- INSTRUCTIONS TO FOLLOW: Extract all lines that hold "expanded" from the records below.

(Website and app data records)
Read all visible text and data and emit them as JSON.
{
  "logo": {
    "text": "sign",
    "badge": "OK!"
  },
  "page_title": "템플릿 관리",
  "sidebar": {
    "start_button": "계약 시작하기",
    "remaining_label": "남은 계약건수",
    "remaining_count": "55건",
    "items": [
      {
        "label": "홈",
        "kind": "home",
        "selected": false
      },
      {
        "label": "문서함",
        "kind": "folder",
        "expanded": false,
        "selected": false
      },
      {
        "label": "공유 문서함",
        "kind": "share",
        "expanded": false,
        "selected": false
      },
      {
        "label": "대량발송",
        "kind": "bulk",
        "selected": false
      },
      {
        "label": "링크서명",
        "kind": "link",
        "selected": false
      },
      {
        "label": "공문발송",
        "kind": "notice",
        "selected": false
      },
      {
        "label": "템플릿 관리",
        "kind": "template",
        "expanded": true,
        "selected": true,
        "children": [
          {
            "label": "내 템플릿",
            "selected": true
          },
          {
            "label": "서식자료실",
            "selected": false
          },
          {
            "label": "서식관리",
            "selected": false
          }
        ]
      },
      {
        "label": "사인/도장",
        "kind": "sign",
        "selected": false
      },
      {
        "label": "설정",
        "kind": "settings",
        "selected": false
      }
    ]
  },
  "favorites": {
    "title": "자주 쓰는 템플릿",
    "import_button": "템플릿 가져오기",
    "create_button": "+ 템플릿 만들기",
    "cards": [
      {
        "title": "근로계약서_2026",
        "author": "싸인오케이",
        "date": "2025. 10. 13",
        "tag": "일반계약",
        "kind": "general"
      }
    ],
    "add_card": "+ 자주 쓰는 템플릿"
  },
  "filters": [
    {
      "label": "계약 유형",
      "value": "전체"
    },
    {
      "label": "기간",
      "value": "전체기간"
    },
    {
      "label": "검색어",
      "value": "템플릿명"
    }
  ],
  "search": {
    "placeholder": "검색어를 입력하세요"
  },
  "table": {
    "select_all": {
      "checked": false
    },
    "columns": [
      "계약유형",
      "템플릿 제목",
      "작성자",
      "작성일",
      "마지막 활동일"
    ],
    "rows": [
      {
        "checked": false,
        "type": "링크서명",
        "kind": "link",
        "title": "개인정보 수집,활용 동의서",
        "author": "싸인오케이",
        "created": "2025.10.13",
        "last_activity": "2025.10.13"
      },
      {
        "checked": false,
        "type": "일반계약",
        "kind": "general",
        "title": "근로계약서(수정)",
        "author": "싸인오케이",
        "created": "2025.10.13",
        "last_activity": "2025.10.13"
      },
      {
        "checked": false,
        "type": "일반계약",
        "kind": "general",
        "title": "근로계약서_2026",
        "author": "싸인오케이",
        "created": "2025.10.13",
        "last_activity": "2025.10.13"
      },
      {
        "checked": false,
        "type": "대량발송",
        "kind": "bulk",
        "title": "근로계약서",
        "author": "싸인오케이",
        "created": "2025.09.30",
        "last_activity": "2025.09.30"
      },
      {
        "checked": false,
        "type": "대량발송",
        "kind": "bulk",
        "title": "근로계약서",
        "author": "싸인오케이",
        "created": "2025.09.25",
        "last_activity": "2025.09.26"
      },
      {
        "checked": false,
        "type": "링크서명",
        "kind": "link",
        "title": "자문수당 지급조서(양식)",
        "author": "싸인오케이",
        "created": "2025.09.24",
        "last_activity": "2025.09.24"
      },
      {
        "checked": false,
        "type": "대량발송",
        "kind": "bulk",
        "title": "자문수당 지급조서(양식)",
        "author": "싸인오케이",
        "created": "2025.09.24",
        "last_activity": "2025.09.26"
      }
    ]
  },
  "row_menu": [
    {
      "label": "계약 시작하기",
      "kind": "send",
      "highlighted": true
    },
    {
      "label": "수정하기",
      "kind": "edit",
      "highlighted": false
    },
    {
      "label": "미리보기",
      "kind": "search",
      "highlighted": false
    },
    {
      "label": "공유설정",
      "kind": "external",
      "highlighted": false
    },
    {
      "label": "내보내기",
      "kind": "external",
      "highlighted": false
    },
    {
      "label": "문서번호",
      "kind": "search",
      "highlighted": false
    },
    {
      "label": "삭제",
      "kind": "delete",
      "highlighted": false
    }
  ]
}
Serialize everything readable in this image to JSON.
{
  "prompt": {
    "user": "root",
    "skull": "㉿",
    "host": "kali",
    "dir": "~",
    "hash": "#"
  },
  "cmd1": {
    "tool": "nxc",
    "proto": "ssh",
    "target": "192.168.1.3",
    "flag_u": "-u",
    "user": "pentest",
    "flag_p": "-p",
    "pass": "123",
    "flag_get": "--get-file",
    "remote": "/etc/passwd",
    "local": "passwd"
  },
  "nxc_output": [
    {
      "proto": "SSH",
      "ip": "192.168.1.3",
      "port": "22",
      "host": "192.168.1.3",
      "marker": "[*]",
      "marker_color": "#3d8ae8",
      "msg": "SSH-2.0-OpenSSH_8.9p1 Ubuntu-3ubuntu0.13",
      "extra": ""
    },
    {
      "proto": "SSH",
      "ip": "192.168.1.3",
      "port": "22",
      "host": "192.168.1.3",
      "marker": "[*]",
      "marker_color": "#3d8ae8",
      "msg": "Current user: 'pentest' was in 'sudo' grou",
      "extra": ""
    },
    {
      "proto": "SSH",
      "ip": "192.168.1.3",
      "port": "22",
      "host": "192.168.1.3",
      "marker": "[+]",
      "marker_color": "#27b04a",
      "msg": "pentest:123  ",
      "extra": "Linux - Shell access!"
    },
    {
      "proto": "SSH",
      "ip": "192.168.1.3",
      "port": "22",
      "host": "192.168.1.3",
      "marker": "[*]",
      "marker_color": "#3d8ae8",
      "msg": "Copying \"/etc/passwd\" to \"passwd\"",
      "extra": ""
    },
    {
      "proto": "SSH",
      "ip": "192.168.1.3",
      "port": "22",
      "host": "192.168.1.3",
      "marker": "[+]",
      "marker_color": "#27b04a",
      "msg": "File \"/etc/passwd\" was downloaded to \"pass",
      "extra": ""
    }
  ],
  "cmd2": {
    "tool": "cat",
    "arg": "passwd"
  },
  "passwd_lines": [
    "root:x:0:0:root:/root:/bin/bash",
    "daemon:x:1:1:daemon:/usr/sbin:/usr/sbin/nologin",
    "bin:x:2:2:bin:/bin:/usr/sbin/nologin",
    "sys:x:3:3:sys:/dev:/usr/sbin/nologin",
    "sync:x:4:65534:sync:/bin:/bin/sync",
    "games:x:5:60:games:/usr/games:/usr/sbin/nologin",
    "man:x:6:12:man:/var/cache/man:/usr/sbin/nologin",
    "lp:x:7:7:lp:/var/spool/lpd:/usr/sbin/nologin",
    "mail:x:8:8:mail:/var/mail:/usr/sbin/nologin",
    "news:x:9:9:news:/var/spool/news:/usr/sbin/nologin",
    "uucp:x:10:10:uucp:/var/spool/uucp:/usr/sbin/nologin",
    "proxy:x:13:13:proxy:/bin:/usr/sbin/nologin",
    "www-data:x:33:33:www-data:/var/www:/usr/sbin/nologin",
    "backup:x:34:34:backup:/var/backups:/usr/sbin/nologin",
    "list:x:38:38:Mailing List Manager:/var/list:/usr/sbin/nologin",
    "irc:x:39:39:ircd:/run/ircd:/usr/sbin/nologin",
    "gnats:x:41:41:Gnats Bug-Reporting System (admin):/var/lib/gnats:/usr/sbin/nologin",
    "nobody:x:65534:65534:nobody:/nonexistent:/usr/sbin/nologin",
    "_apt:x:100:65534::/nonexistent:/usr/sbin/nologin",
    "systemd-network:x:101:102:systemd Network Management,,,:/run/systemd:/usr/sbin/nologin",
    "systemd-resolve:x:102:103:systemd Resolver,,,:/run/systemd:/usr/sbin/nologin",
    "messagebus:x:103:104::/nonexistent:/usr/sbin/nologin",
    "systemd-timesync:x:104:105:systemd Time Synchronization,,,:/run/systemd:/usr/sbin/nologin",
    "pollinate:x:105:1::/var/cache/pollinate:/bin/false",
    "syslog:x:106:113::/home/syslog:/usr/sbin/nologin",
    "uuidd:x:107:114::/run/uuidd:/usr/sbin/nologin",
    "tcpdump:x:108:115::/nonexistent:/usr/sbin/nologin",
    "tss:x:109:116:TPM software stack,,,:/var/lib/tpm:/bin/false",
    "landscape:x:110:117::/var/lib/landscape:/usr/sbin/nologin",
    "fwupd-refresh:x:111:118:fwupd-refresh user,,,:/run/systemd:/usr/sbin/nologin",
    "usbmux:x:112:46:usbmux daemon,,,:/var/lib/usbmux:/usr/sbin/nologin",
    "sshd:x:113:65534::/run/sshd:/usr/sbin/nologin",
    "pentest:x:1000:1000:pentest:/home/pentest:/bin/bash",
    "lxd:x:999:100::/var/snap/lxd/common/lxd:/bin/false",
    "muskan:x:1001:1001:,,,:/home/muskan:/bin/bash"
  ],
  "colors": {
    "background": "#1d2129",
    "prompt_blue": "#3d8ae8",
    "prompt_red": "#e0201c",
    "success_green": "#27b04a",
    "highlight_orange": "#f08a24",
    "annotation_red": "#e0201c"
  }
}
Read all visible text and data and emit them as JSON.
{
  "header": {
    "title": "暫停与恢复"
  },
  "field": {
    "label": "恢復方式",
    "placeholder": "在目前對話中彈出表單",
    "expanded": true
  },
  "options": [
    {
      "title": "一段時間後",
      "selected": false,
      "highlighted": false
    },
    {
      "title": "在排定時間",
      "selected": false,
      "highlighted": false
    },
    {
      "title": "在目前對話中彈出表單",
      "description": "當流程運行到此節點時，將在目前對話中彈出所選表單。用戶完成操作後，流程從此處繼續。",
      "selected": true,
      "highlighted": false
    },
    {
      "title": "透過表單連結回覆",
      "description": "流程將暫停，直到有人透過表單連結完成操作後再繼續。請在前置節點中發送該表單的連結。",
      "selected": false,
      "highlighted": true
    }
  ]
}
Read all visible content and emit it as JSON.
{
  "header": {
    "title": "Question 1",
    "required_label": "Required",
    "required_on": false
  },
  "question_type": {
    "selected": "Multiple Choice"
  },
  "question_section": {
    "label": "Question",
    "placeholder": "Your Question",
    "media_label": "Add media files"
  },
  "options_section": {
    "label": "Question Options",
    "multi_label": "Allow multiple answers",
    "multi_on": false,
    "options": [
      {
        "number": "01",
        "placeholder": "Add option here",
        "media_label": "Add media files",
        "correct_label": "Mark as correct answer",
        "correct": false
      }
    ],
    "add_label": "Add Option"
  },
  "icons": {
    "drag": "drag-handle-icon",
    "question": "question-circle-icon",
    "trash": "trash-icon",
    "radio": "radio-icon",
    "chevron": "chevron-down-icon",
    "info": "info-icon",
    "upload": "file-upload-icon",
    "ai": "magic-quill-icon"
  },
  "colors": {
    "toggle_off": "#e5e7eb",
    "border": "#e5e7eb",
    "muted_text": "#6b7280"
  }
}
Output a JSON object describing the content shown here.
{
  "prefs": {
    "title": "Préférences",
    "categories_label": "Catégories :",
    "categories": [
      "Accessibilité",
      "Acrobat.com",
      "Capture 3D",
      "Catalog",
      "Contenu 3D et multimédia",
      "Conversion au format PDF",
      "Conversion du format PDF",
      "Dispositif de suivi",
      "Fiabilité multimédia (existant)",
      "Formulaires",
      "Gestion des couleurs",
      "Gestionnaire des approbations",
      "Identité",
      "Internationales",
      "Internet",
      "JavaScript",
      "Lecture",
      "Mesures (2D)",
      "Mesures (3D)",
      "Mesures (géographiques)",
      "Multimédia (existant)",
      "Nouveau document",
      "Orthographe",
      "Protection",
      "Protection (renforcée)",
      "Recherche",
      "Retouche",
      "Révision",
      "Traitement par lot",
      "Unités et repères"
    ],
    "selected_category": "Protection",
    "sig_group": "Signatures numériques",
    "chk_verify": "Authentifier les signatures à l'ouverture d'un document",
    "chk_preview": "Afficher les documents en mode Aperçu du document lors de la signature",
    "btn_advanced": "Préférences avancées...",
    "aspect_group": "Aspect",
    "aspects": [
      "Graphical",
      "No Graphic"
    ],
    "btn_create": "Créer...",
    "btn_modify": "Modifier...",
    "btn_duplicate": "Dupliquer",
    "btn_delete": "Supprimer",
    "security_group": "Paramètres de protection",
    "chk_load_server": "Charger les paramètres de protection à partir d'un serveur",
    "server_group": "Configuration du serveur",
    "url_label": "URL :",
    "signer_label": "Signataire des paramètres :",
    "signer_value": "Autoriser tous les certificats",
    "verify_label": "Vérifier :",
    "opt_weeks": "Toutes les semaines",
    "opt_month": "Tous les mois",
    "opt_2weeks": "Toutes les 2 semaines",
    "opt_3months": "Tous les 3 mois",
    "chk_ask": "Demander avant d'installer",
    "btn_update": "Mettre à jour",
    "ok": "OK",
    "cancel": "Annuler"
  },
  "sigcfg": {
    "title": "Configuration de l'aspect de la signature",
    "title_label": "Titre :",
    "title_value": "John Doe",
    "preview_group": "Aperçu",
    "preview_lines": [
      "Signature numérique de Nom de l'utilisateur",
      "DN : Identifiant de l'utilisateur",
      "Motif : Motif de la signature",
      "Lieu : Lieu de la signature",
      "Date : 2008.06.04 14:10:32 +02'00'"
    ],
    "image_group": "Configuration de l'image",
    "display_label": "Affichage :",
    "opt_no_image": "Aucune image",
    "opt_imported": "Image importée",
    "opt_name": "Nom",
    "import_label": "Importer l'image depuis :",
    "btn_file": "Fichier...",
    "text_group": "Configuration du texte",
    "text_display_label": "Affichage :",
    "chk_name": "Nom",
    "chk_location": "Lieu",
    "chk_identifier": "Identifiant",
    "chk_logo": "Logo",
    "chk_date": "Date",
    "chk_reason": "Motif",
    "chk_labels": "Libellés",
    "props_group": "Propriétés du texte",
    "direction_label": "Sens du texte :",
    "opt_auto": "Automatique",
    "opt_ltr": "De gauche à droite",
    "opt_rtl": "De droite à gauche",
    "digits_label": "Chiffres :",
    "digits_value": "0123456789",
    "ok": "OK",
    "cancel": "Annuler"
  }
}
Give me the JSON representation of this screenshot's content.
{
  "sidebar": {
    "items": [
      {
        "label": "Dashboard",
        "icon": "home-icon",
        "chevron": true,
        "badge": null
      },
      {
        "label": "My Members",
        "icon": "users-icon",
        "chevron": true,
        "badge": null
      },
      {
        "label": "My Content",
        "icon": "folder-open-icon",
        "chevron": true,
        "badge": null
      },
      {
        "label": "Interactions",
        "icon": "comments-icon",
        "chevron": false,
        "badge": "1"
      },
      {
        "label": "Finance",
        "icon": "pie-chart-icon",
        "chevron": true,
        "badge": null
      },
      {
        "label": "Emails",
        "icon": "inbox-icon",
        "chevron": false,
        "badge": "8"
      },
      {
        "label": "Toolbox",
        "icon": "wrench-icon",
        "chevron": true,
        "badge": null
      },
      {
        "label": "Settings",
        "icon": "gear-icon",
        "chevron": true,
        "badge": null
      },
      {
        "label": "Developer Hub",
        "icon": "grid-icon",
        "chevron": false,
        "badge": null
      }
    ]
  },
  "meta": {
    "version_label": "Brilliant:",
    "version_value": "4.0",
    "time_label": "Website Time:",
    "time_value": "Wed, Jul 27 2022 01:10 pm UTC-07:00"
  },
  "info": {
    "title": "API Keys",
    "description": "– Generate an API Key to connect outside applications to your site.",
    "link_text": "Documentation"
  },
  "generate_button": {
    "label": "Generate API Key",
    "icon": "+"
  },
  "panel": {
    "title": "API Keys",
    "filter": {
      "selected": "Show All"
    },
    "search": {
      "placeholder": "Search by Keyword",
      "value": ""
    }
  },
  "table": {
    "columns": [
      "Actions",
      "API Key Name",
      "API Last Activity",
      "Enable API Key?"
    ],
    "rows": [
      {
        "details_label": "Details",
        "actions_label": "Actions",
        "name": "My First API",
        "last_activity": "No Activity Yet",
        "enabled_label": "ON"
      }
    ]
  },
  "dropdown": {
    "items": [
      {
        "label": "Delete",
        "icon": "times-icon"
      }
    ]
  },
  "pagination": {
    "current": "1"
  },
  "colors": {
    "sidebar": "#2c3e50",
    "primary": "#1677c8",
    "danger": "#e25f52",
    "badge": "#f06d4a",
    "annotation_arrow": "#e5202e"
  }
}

- RESPONSE TO THIS TASK:
        "expanded": false,
        "expanded": false,
        "expanded": true,
    "expanded": true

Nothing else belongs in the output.